While viewers will have to wait until next year for a glimpse at the midseason replacement Awake, it looks like NBC will have to wait a while longer for all twelve episodes of the first season to be completed.
Word is the network has given the go-ahead to showrunner Howard Gordon to shut down production on Awake, providing the writers extra time to work out the kinks, and make sure the first season’s storyline lives up to the growing hype surrounding the show.
Early reports are that the show is very good, and that after filming six of the intended 12 episodes of season 1, Awake’s producers are pulling on the reins after concerns began to emerge that, despite the quality of the program, the concept’s ability to sustain itself may be a trickier proposition than the creative team had initially imagined. Furthermore, according to Gordon and Awake creator Kyle Killen, the show is admittedly a little complex – so the additional time should amount to a tighter, more impressive inaugural run.
To recap, Awake (formerly REM), follows Det. Michael Britten (Jason Isaacs, Harry Potter, The Patriot), as a man who, after a fatal car wreck, finds himself living dual existences where in one reality his wife survives the accident, and in another, the survivor is his son.
The complexity of the program comes from the way the two lives connect and differ – with each reality having its own distinct interplay: job environment and who acts as psychiatrist for the Britten character. For example: the shrink of one reality will be played by Law & Order: SVU alum B.D. Wong, while 24’s Cherry Jones plays the psychiatrist in the other. Similarly, Wilmer Valderama (That ‘70s Show) is Det. Britten’s partner on one plane of reality, but Steve Harris (The Practice) is his partner on the flipside.

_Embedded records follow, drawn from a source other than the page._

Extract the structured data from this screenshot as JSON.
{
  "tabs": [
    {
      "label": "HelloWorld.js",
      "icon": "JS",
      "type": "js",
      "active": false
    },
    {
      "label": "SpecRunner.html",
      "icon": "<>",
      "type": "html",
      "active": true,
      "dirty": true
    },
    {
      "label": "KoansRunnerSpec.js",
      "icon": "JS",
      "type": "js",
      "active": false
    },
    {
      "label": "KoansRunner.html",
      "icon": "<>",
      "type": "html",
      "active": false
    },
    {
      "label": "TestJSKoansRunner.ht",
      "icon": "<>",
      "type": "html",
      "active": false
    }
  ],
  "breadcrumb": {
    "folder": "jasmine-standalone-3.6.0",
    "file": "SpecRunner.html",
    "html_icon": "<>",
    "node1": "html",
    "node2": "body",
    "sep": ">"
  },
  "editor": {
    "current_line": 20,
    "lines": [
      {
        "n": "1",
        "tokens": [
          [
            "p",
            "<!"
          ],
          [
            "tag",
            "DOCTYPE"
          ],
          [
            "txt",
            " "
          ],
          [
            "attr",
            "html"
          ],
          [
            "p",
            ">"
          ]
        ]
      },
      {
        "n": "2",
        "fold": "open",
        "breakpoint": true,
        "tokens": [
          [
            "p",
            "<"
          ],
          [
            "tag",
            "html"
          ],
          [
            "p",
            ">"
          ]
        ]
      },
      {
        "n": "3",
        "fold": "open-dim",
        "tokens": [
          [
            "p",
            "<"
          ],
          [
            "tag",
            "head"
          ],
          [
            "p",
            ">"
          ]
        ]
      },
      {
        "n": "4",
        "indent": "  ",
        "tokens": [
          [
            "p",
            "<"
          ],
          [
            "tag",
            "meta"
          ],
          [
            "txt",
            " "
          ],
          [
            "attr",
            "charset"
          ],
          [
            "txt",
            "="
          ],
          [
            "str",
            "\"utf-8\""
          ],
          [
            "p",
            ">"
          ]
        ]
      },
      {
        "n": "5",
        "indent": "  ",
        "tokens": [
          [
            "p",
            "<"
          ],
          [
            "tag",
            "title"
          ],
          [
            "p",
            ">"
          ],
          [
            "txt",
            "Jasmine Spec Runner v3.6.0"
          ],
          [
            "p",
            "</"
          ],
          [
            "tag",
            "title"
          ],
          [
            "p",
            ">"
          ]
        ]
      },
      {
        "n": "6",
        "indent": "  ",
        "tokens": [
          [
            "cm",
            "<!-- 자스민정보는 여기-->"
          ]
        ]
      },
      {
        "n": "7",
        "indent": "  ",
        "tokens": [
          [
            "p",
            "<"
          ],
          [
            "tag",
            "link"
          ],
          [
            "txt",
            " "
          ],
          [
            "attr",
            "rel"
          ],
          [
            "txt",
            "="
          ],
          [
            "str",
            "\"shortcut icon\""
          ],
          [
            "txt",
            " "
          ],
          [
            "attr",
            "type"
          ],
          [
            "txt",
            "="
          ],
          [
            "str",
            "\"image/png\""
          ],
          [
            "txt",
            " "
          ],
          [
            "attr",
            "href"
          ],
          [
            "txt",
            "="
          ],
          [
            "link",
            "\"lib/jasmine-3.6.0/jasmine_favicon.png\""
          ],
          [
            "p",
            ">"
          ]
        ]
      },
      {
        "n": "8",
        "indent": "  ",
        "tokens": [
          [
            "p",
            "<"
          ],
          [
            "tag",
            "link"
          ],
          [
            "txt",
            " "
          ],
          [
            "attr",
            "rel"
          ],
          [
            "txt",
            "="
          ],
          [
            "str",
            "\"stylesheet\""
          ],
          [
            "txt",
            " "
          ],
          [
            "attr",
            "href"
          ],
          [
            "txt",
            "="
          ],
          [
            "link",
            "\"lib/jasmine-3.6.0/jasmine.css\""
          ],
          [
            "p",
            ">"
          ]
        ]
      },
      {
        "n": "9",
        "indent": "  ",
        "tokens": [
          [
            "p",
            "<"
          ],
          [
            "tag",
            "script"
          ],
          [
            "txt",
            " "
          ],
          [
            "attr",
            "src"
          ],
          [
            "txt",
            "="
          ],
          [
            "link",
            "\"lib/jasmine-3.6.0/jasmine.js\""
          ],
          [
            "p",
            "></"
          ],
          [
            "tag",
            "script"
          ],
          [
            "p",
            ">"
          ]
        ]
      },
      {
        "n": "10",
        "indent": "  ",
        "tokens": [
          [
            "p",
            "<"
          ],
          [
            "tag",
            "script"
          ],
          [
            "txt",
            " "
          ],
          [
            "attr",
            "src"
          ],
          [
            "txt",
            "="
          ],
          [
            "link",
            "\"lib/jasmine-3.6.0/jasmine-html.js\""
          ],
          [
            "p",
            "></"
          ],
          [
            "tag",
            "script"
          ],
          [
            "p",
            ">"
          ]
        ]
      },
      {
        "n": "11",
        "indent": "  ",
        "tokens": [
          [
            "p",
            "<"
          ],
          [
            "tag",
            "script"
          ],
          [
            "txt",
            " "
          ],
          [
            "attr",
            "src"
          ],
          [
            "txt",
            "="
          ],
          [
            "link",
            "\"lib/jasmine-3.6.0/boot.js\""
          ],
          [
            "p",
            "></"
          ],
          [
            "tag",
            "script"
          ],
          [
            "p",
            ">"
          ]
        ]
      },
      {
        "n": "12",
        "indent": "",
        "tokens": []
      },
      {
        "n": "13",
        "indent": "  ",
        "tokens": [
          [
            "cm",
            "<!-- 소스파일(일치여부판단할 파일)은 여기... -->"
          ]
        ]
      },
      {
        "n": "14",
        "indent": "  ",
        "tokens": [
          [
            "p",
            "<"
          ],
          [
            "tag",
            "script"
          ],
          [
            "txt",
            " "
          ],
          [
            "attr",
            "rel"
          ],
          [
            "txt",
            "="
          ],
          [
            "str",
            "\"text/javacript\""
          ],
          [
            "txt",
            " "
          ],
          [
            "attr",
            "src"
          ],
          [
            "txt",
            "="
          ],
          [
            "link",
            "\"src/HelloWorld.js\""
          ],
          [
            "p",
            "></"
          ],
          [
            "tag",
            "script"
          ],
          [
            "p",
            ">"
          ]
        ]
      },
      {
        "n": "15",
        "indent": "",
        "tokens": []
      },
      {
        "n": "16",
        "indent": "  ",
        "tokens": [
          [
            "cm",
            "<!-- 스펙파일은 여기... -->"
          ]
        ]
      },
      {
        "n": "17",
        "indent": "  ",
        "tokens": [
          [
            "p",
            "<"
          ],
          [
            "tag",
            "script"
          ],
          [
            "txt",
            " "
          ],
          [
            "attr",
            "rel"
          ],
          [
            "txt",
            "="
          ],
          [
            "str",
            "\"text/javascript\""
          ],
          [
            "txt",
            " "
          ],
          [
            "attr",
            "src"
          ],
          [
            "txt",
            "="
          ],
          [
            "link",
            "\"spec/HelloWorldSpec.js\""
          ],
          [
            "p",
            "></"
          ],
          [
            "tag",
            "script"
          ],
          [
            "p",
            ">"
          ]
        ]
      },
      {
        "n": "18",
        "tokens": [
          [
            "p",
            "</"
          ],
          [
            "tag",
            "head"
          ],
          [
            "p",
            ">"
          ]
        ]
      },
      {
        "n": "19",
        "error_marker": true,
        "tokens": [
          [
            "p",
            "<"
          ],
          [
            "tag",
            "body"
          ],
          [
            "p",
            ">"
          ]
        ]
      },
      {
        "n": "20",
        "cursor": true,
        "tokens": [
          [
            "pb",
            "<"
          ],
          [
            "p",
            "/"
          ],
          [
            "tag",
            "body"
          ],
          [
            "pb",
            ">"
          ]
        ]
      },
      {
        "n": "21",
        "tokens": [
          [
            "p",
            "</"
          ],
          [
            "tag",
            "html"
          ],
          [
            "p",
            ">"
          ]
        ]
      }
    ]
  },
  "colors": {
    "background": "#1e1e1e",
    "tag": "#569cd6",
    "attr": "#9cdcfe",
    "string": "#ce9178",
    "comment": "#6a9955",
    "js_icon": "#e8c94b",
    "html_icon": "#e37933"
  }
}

One can see how crafting a coherent, full season out of such a concept may be a daunting task. As Howard puts it: “This is a creatively challenging show as anyone who has seen the pilot can imagine.”
Howard goes on to say that he and Killen approached 20th Century Fox TV and NBC with the idea of giving everyone but the writers a paid vacation, while the intricacies of the show were worked out. “We’ve got [six] scripts and episodes we’re very proud of, but we felt the show would benefit from having more time to plot out where we’re going.”
Of course, this is familiar territory for Howard who also put the Kiefer Sutherland action-drama 24 on hiatus, so that the tightly woven scripts for that show could be polished prior to the start of production. The difference here being, Awake has yet to even premiere, so the hiatus will likely work to the advantage of everyone involved – an aspect Gordon was all too happy about:
“Because we’re not on a tight delivery schedule, it wasn’t an expensive shutdown and just gives us an opportunity to get it right.”
Instead of time, Gordon will now have to do battle with the impending speculation that Awake is in serious trouble and the network’s decision to place production on hiatus stems from displeasure, rather than an opportunity to let the writers craft a better storyline. According to Gordon, this is untrue; the network is merely making an investment in a show with great potential. “I think it’s a measure of faith in us,” Gordon says.
Provided all goes well, Awake is intended to premiere in January 2012 on NBC.